Service information rating favourably against this statement would contain training, supervision and wellbeing policies or initiatives that are indicative of a recovery focused environment. Frontline services tasked with addressing the recovery of individuals experiencing mental health problems require high quality training, support, supervision, leadership, and other development opportunities.

Supervision is a key conduit for recovery focused practice. Access to support and supervision contributes to the wellbeing of the workforce, which in turn supports recovery oriented reflective practice. There may be evidence in the service information that the Human Resources department also has a strategic overview on supporting a recovery oriented environment through its recruitment and other policies. These could include such matters as recruitment of peer support workers and others with lived experience of mental health problems, and descriptions of the recovery oriented values and attitudes expected of employees.

High scoring service information shows the organisational perspective on the principles of recovery and how the staff are supported to make a difference and look after their own wellbeing. There would be an emphasis on the workforce being reflective practitioners and this would be embedded in the workforce development plan. There would be evidence of a learning and development programme which covered a range of recovery oriented matters including equalities, awareness of culture, gender, and sexuality, and which considered trauma informed practice and strengths based practice. There may also be evidence that informal carers and the people who use the service are considered in the training programme too where possible.

Learning and development and other policies would emphasise the multi disciplinary approach required in a recovery oriented service and give equal value and priority to all practitioners.

Statement 8: Information is provided that identifies recovery focused practice as fundamental

For service information to score the highest rating in the light of this statement there would be evidence recovery focused practice was embedded across a range of service information. This would be explicit and the word 'recovery' would be appear along with guidance as to how it is implemented in the context of that service.
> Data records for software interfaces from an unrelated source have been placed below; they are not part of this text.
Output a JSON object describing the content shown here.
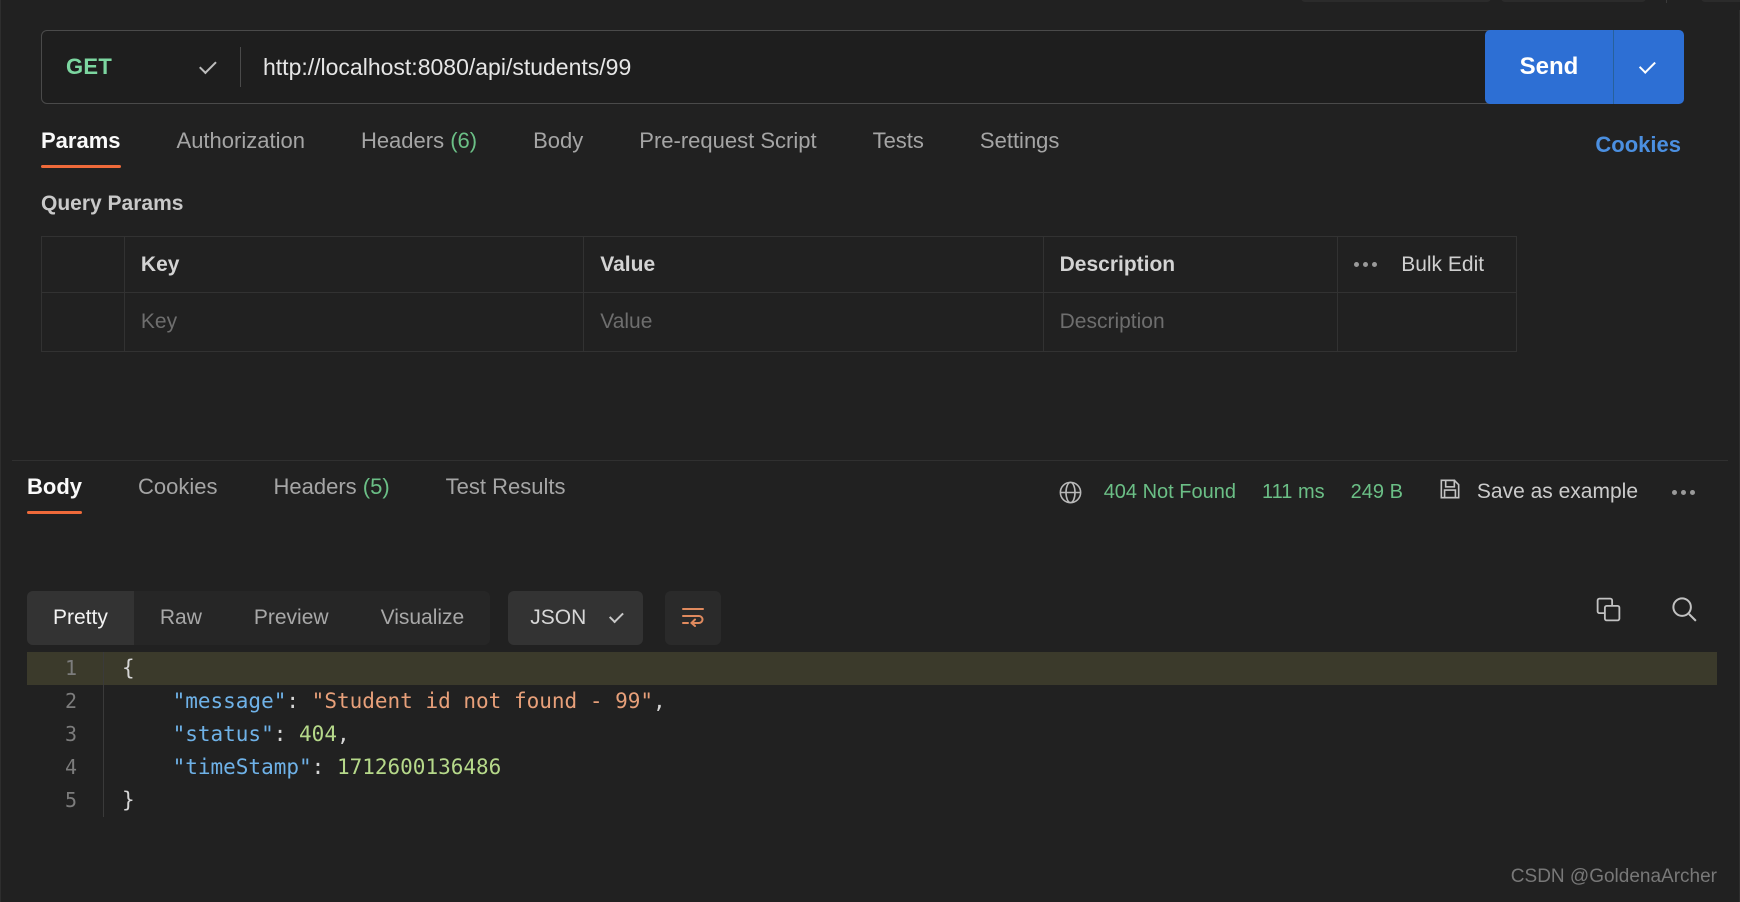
{
  "request": {
    "method": "GET",
    "url": "http://localhost:8080/api/students/99",
    "send_label": "Send",
    "tabs": [
      {
        "label": "Params",
        "count": "",
        "active": true
      },
      {
        "label": "Authorization",
        "count": "",
        "active": false
      },
      {
        "label": "Headers",
        "count": "(6)",
        "active": false
      },
      {
        "label": "Body",
        "count": "",
        "active": false
      },
      {
        "label": "Pre-request Script",
        "count": "",
        "active": false
      },
      {
        "label": "Tests",
        "count": "",
        "active": false
      },
      {
        "label": "Settings",
        "count": "",
        "active": false
      }
    ],
    "cookies_link": "Cookies"
  },
  "query_params": {
    "title": "Query Params",
    "columns": [
      "Key",
      "Value",
      "Description"
    ],
    "placeholders": {
      "key": "Key",
      "value": "Value",
      "description": "Description"
    },
    "bulk_edit_label": "Bulk Edit",
    "rows": []
  },
  "response": {
    "tabs": [
      {
        "label": "Body",
        "count": "",
        "active": true
      },
      {
        "label": "Cookies",
        "count": "",
        "active": false
      },
      {
        "label": "Headers",
        "count": "(5)",
        "active": false
      },
      {
        "label": "Test Results",
        "count": "",
        "active": false
      }
    ],
    "status": "404 Not Found",
    "time": "111 ms",
    "size": "249 B",
    "save_example_label": "Save as example",
    "view_modes": [
      {
        "label": "Pretty",
        "active": true
      },
      {
        "label": "Raw",
        "active": false
      },
      {
        "label": "Preview",
        "active": false
      },
      {
        "label": "Visualize",
        "active": false
      }
    ],
    "format": "JSON",
    "body_lines": [
      {
        "n": "1",
        "highlight": true,
        "tokens": [
          {
            "t": "{",
            "c": "k-pun"
          }
        ]
      },
      {
        "n": "2",
        "highlight": false,
        "tokens": [
          {
            "t": "    ",
            "c": "k-pun"
          },
          {
            "t": "\"message\"",
            "c": "k-key"
          },
          {
            "t": ": ",
            "c": "k-pun"
          },
          {
            "t": "\"Student id not found - 99\"",
            "c": "k-str"
          },
          {
            "t": ",",
            "c": "k-pun"
          }
        ]
      },
      {
        "n": "3",
        "highlight": false,
        "tokens": [
          {
            "t": "    ",
            "c": "k-pun"
          },
          {
            "t": "\"status\"",
            "c": "k-key"
          },
          {
            "t": ": ",
            "c": "k-pun"
          },
          {
            "t": "404",
            "c": "k-num"
          },
          {
            "t": ",",
            "c": "k-pun"
          }
        ]
      },
      {
        "n": "4",
        "highlight": false,
        "tokens": [
          {
            "t": "    ",
            "c": "k-pun"
          },
          {
            "t": "\"timeStamp\"",
            "c": "k-key"
          },
          {
            "t": ": ",
            "c": "k-pun"
          },
          {
            "t": "1712600136486",
            "c": "k-num"
          }
        ]
      },
      {
        "n": "5",
        "highlight": false,
        "tokens": [
          {
            "t": "}",
            "c": "k-pun"
          }
        ]
      }
    ]
  },
  "watermark": "CSDN @GoldenaArcher",
  "colors": {
    "accent_orange": "#ef6a3a",
    "send_blue": "#2d6fd4",
    "method_green": "#7cd6a0",
    "status_green": "#6bbf86",
    "link_blue": "#4b8fe0",
    "background": "#212121"
  }
}
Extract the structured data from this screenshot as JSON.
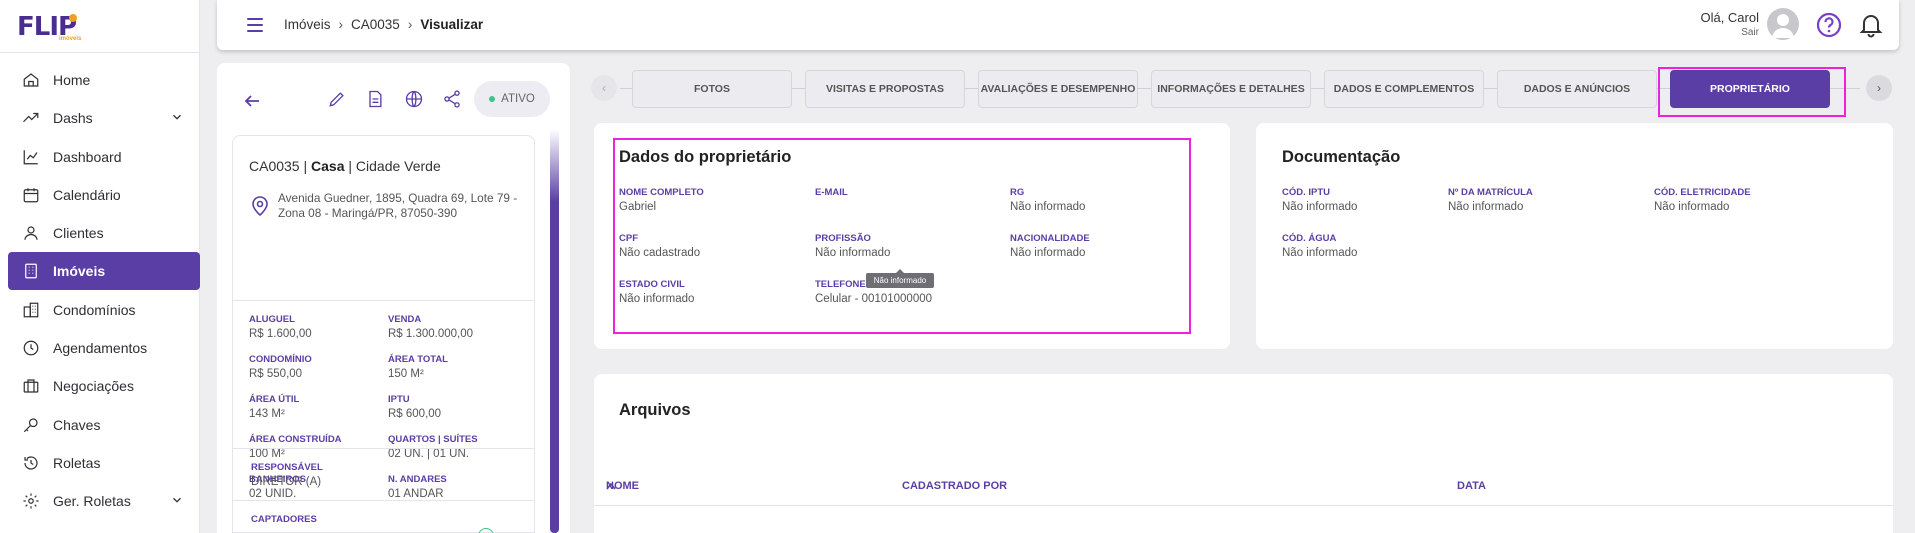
{
  "logo": {
    "text": "FLIP",
    "sub": "imóveis"
  },
  "sidebar": {
    "items": [
      {
        "label": "Home",
        "icon": "home-icon"
      },
      {
        "label": "Dashs",
        "icon": "trending-icon",
        "expandable": true
      },
      {
        "label": "Dashboard",
        "icon": "chart-icon"
      },
      {
        "label": "Calendário",
        "icon": "calendar-icon"
      },
      {
        "label": "Clientes",
        "icon": "user-icon"
      },
      {
        "label": "Imóveis",
        "icon": "building-icon",
        "active": true
      },
      {
        "label": "Condomínios",
        "icon": "buildings-icon"
      },
      {
        "label": "Agendamentos",
        "icon": "clock-icon"
      },
      {
        "label": "Negociações",
        "icon": "briefcase-icon"
      },
      {
        "label": "Chaves",
        "icon": "key-icon"
      },
      {
        "label": "Roletas",
        "icon": "rotate-icon"
      },
      {
        "label": "Ger. Roletas",
        "icon": "gear-icon",
        "expandable": true
      }
    ]
  },
  "header": {
    "breadcrumbs": [
      "Imóveis",
      "CA0035",
      "Visualizar"
    ],
    "greeting": "Olá, Carol",
    "logout": "Sair"
  },
  "property": {
    "status": "ATIVO",
    "code": "CA0035",
    "type": "Casa",
    "condo": "Cidade Verde",
    "address": "Avenida Guedner, 1895, Quadra 69, Lote 79 - Zona 08 - Maringá/PR, 87050-390",
    "fields": [
      {
        "k": "ALUGUEL",
        "v": "R$ 1.600,00"
      },
      {
        "k": "VENDA",
        "v": "R$ 1.300.000,00"
      },
      {
        "k": "CONDOMÍNIO",
        "v": "R$ 550,00"
      },
      {
        "k": "ÁREA TOTAL",
        "v": "150 M²"
      },
      {
        "k": "ÁREA ÚTIL",
        "v": "143 M²"
      },
      {
        "k": "IPTU",
        "v": "R$ 600,00"
      },
      {
        "k": "ÁREA CONSTRUÍDA",
        "v": "100 M²"
      },
      {
        "k": "QUARTOS | SUÍTES",
        "v": "02 UN. | 01 UN."
      },
      {
        "k": "BANHEIROS",
        "v": "02 UNID."
      },
      {
        "k": "N. ANDARES",
        "v": "01 ANDAR"
      }
    ],
    "responsible_label": "RESPONSÁVEL",
    "responsible": "DIRETOR (A)",
    "captors_label": "CAPTADORES"
  },
  "tabs": [
    {
      "label": "FOTOS"
    },
    {
      "label": "VISITAS E PROPOSTAS"
    },
    {
      "label": "AVALIAÇÕES E DESEMPENHO"
    },
    {
      "label": "INFORMAÇÕES E DETALHES"
    },
    {
      "label": "DADOS E COMPLEMENTOS"
    },
    {
      "label": "DADOS E ANÚNCIOS"
    },
    {
      "label": "PROPRIETÁRIO",
      "active": true
    }
  ],
  "owner": {
    "title": "Dados do proprietário",
    "fields": [
      {
        "k": "NOME COMPLETO",
        "v": "Gabriel"
      },
      {
        "k": "E-MAIL",
        "v": ""
      },
      {
        "k": "RG",
        "v": "Não informado"
      },
      {
        "k": "CPF",
        "v": "Não cadastrado"
      },
      {
        "k": "PROFISSÃO",
        "v": "Não informado"
      },
      {
        "k": "NACIONALIDADE",
        "v": "Não informado"
      },
      {
        "k": "ESTADO CIVIL",
        "v": "Não informado"
      },
      {
        "k": "TELEFONE",
        "v": "Celular - 00101000000"
      }
    ],
    "tooltip": "Não informado"
  },
  "docs": {
    "title": "Documentação",
    "fields": [
      {
        "k": "CÓD. IPTU",
        "v": "Não informado"
      },
      {
        "k": "Nº DA MATRÍCULA",
        "v": "Não informado"
      },
      {
        "k": "CÓD. ELETRICIDADE",
        "v": "Não informado"
      },
      {
        "k": "CÓD. ÁGUA",
        "v": "Não informado"
      }
    ]
  },
  "files": {
    "title": "Arquivos",
    "columns": [
      "NOME",
      "CADASTRADO POR",
      "DATA"
    ]
  },
  "colors": {
    "primary": "#5a3ea6",
    "highlight": "#ee22dd",
    "status": "#3fc28b"
  }
}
The key components of recovery focused practice would be mapped out in clear and simple language both in the information for the workforce and for the people who use the service and their informal carers. The service information would describe how key recovery components such as active listening, strengths based practice, offering choices, social inclusion, commitment to equalities, partnership and collaboration are played out in practice in the service. The service information would express the spirit of optimism and hope that is so vital to recovery. The service information would convey the view that setbacks and distress while inevitable are just a normal part of the recovery journey.

The highest scoring service information would include reference to the Scottish Recovery indicator as one aspect of how the service enacts and embeds recovery focused reflective practice. Diagnosis symptoms and risk management would be seen as only one aspect of an overall holistic perspective on service provision.

The service information would seek in tone and content to promote the involvement of the person using the service, enshrining their role as partners in their assessment, care plan, and the associated decisions made around these.

Scoring and rating

Each statement will be considered and the highest score of 5 awarded where there is clear evidence across the range of service information that the service has met the aspirations of the statement.

A score of one would result if it was found that there was little or no evidence that the aspirations of the statement had been met.

Arriving at a fair score between 1 and 5 is a matter of judgement based on reflection, discussion, and the application of reasoning regarding the quality and quantity of evidence.

The N/A (not applicable) option would be recorded in services where the statement is not applicable or relevant to the service or the person using the service.